- WORK INSTRUCTION
Run through the records and show each line that includes the string "subtitle".

- PROVIDED MATERIAL
━━━━━━━━

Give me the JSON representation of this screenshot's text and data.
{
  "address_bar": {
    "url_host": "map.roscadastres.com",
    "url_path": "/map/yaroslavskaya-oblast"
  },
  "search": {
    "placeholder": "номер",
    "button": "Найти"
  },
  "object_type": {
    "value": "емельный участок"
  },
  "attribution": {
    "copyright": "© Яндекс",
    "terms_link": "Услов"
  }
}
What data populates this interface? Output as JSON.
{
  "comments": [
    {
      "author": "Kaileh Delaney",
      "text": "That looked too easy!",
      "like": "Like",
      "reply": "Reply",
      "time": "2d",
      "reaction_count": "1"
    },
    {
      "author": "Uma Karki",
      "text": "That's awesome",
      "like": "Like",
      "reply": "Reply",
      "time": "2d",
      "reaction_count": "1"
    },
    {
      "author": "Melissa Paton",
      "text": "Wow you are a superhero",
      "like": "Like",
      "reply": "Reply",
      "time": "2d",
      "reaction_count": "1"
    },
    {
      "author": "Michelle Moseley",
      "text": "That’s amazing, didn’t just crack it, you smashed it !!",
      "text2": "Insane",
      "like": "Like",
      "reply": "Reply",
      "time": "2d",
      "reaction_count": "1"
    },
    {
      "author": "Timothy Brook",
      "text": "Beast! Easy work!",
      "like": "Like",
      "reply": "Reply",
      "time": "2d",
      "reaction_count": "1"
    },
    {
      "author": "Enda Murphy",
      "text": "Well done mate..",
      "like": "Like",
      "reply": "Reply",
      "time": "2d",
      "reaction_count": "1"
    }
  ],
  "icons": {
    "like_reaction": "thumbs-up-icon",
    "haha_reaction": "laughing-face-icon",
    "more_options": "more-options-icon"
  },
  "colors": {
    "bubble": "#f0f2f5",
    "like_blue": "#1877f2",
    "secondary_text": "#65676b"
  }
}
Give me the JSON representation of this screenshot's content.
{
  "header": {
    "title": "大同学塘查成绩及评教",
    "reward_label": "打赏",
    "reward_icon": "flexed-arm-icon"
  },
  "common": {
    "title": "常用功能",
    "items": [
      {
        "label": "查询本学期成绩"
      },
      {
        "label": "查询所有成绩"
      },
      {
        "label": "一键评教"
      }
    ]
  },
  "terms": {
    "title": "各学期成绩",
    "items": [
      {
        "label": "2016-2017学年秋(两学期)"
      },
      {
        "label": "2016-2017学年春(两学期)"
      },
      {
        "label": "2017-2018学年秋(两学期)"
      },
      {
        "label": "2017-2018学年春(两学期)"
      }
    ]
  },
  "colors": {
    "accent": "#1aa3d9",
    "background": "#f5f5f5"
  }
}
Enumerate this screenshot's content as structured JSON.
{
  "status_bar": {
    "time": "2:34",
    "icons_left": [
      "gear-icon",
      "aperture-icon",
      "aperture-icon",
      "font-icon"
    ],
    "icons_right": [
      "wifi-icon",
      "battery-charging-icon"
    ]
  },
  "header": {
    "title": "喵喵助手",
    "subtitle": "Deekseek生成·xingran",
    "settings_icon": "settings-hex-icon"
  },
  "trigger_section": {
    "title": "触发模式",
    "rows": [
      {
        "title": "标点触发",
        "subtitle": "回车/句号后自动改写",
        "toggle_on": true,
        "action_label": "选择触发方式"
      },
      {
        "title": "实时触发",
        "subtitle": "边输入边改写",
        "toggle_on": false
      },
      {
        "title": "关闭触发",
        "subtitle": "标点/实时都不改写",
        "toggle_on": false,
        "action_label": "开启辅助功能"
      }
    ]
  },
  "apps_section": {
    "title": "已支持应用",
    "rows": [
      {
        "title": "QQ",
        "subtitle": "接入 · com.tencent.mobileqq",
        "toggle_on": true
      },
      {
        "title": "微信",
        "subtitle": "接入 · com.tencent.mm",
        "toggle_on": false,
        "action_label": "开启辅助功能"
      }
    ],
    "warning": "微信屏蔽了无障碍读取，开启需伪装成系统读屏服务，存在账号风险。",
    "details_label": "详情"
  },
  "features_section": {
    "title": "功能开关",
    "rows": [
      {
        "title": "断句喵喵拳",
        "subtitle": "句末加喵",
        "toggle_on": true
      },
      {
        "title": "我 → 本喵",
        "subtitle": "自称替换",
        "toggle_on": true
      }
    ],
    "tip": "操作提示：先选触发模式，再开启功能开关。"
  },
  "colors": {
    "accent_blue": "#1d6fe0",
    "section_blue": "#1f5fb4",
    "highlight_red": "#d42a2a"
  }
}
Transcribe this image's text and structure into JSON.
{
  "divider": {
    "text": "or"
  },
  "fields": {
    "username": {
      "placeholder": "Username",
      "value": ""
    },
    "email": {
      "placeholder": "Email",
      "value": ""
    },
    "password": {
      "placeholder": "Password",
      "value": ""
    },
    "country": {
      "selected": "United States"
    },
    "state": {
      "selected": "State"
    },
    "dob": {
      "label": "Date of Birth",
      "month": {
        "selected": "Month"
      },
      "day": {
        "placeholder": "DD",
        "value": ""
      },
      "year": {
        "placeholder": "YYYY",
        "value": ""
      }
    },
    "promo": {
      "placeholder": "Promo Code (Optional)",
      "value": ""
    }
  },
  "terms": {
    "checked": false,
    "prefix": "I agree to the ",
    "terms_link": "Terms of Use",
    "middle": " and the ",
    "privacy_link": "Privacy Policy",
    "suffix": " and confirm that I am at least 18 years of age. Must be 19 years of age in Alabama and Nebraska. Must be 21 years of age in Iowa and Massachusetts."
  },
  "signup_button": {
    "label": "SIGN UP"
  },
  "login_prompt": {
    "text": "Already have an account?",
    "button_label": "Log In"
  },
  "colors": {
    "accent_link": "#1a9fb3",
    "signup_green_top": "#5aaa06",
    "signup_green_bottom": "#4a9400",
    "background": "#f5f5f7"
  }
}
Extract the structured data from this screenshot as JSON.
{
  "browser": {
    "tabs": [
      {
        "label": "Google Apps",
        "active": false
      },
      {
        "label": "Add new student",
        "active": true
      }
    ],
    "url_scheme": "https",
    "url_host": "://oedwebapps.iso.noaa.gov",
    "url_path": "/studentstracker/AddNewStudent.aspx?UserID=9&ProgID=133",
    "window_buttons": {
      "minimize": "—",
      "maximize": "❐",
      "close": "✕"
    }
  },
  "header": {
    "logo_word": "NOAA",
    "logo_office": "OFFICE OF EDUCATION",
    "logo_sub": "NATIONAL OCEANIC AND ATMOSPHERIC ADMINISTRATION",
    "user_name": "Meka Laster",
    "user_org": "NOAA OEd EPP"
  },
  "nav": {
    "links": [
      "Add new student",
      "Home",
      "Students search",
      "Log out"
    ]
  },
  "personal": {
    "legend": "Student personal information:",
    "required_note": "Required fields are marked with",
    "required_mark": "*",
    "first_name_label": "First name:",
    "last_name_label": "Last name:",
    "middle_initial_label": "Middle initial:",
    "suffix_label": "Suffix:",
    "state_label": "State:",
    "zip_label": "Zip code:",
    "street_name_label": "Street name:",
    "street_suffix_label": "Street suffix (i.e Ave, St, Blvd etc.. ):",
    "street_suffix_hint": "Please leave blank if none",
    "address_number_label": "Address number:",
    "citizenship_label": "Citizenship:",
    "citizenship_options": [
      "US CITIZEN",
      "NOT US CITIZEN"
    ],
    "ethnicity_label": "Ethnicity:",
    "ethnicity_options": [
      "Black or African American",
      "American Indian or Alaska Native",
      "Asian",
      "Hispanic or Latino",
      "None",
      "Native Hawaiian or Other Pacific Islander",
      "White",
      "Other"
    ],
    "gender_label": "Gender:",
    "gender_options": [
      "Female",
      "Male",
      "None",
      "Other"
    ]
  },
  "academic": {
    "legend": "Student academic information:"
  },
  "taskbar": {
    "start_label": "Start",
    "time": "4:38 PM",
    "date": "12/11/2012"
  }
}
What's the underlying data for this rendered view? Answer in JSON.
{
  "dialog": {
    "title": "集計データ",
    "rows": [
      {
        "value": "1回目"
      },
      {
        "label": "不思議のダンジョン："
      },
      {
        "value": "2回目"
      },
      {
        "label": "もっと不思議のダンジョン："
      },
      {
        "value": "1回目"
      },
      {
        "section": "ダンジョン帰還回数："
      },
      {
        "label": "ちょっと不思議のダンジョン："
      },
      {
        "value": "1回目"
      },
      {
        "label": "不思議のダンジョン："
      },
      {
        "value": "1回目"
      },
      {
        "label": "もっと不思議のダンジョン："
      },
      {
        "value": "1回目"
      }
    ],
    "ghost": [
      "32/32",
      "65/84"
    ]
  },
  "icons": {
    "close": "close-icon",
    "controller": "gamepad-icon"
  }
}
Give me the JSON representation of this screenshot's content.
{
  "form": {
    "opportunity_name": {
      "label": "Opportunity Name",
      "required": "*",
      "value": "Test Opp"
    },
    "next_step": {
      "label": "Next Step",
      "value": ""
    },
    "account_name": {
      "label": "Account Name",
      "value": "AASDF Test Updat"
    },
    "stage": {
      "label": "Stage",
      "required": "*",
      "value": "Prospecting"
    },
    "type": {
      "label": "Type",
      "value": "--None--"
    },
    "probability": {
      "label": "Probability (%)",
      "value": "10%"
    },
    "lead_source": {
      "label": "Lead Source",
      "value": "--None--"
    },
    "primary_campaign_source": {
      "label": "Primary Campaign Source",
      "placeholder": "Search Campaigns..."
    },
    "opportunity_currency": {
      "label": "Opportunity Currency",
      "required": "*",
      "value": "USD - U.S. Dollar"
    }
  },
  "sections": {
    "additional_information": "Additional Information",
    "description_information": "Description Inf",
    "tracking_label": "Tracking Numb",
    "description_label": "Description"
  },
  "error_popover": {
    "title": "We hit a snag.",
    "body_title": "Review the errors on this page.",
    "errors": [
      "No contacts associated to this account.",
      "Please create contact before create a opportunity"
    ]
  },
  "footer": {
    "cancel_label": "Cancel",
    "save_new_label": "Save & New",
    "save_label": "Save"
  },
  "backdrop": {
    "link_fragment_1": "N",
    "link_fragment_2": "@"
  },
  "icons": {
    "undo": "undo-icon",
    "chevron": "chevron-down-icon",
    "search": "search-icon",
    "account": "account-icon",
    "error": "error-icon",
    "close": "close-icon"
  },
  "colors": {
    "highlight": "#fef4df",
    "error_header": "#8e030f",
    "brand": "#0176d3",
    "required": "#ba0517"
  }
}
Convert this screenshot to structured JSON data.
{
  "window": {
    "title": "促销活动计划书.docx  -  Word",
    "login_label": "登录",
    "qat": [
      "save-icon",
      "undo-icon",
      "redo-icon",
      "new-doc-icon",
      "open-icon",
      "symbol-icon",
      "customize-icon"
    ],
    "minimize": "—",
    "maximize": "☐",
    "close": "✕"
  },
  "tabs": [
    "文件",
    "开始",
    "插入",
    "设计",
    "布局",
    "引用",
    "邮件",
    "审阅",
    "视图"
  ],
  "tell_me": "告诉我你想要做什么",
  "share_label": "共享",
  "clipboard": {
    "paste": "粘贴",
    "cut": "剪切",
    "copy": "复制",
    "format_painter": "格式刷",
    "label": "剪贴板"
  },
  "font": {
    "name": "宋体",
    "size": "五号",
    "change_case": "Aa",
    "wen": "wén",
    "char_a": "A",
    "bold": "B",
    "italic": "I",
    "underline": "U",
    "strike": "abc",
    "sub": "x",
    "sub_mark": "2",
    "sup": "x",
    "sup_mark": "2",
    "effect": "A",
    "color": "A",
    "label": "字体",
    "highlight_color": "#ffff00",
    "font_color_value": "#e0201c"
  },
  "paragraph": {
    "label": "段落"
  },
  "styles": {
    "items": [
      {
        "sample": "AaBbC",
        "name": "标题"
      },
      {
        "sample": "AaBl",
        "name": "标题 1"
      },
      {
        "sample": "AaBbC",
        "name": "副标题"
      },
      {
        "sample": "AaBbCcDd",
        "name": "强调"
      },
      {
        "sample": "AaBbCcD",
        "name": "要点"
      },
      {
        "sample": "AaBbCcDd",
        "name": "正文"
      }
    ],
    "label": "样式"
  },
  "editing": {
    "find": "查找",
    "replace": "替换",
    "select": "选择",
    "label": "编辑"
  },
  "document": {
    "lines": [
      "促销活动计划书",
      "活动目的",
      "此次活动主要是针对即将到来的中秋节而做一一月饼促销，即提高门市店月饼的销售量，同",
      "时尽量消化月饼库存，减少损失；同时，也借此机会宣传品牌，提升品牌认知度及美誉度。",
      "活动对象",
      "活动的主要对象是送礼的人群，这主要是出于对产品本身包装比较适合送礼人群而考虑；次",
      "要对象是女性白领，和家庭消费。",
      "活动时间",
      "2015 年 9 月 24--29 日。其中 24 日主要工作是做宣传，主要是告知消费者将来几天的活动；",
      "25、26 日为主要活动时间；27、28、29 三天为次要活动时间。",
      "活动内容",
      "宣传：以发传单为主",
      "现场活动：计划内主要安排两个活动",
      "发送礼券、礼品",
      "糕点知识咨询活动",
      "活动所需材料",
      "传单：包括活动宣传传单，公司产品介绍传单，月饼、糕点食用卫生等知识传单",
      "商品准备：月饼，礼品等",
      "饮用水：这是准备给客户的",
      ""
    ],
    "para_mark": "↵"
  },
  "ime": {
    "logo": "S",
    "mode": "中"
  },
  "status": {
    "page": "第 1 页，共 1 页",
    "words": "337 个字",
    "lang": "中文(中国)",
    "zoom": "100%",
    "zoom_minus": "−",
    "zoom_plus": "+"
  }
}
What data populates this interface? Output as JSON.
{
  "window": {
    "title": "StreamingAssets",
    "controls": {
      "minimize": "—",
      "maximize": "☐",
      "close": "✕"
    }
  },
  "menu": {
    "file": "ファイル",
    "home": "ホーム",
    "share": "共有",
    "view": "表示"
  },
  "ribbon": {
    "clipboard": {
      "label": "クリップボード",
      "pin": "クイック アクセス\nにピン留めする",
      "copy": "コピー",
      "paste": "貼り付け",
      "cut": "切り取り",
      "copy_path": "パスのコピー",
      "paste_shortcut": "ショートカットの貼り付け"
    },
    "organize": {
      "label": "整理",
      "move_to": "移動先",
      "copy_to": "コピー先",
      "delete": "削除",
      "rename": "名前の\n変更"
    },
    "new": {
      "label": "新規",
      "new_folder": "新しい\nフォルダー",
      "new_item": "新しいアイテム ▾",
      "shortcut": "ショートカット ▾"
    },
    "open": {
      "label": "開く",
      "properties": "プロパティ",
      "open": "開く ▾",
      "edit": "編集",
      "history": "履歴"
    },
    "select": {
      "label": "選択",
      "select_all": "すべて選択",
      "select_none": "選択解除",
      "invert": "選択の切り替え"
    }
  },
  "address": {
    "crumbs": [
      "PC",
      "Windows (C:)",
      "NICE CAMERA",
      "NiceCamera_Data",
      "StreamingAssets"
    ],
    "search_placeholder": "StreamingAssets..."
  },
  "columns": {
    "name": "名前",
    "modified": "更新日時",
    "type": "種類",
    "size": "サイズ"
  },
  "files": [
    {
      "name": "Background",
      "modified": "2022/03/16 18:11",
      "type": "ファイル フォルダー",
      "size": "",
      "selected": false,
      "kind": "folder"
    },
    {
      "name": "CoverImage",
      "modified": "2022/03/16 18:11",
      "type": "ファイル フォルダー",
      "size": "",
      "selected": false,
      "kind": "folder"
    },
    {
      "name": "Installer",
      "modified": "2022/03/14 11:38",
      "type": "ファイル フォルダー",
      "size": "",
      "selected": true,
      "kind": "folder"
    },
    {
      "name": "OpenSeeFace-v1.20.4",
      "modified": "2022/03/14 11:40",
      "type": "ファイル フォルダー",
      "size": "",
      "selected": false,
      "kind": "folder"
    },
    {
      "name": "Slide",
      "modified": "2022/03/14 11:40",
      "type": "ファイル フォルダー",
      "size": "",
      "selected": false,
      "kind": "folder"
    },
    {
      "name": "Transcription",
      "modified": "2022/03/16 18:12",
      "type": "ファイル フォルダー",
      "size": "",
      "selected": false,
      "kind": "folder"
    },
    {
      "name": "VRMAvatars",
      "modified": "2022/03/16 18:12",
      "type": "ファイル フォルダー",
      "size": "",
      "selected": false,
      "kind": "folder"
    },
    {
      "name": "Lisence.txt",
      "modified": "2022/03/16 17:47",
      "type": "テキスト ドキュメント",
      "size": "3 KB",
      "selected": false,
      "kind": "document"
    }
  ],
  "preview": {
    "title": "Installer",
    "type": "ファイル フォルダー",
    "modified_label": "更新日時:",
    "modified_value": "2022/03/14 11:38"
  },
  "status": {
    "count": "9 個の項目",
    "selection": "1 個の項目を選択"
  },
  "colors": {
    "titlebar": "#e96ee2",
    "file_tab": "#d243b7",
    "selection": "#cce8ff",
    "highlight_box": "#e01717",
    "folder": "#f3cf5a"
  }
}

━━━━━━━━

- OUTPUT FOR THIS TASK
    "subtitle": "Deekseek生成·xingran",
        "subtitle": "回车/句号后自动改写",
        "subtitle": "边输入边改写",
        "subtitle": "标点/实时都不改写",
        "subtitle": "接入 · com.tencent.mobileqq",
        "subtitle": "接入 · com.tencent.mm",
        "subtitle": "句末加喵",
        "subtitle": "自称替换",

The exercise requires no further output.